DARE, which stands for Drug Abuse Resistance Education, began in the early 1980's with the Los Angeles Police Department as a program designed for the police, schools and the community to work together in educating 5th and 6th grade students about ways to resist pressures to abuse drugs and alcohol.
It was designed with the idea in mind to show a positive relationship between the students and police and helped foster the idea that police were more than just enforcement of the law.
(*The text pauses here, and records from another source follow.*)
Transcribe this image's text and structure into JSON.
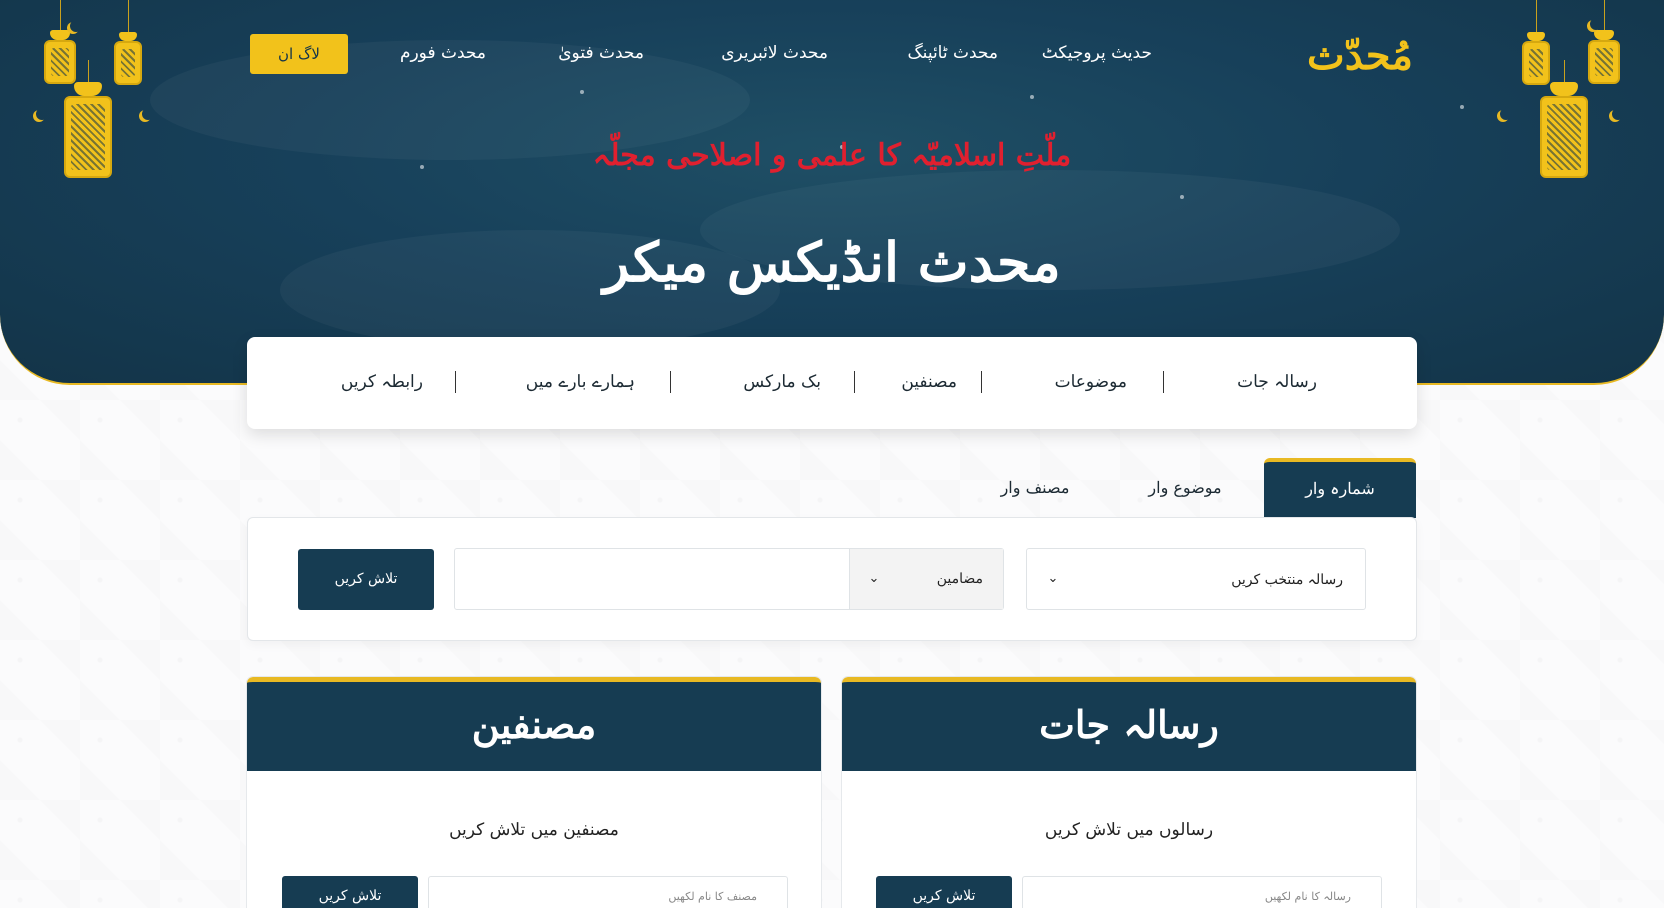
{
  "brand": {
    "logo_text": "مُحدّث"
  },
  "nav": {
    "items": [
      "حدیث پروجیکٹ",
      "محدث ٹائپنگ",
      "محدث لائبریری",
      "محدث فتویٰ",
      "محدث فورم"
    ],
    "login_label": "لاگ ان"
  },
  "hero": {
    "subtitle": "ملّتِ اسلامیّہ کا علمی و اصلاحی مجلّہ",
    "title": "محدث انڈیکس میکر"
  },
  "menu": {
    "items": [
      "رسالہ جات",
      "موضوعات",
      "مصنفین",
      "بک مارکس",
      "ہمارے بارے میں",
      "رابطہ کریں"
    ]
  },
  "tabs": {
    "items": [
      "شمارہ وار",
      "موضوع وار",
      "مصنف وار"
    ],
    "active_index": 0
  },
  "search": {
    "magazine_select": "رسالہ منتخب کریں",
    "type_select": "مضامین",
    "input_value": "",
    "button_label": "تلاش کریں"
  },
  "cards": {
    "magazines": {
      "title": "رسالہ جات",
      "hint": "رسالوں میں تلاش کریں",
      "input_placeholder": "رسالہ کا نام لکھیں",
      "button_label": "تلاش کریں"
    },
    "authors": {
      "title": "مصنفین",
      "hint": "مصنفین میں تلاش کریں",
      "input_placeholder": "مصنف کا نام لکھیں",
      "button_label": "تلاش کریں"
    }
  },
  "icons": {
    "chevron": "chevron-down-icon",
    "lantern": "lantern-icon",
    "moon": "crescent-moon-icon"
  },
  "colors": {
    "primary": "#163c52",
    "accent": "#f2c21b",
    "subtitle_red": "#e0202f"
  }
}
It also recognized that this was the age where students began to feel the increase of pressure from their peers and the increase of their exposure to possible abuse of drugs and alcohol.
The program's success and popularity enabled it to spread not only across the nation, but the globe as well, as it is presently offered in most states as well as several different countries.
The concept is not only to teach children about drugs themselves, but more to teach children about themselves and society's influence on them as it pertains to drug abuse, among other things.
Although DARE began as a program geared toward a certain age, it has expanded to include middle and high school programs as well as a parenting program to educate parents as well. This latter idea recognizes that the role a parent plays in a child's life is crucial to how a child reacts and interacts when faced with different societal pressures. It also recognizes that parents need to be informed and up-to-date on the latest information and signs of drug abuse problems if they are to have any hope in assisting their child in a positive way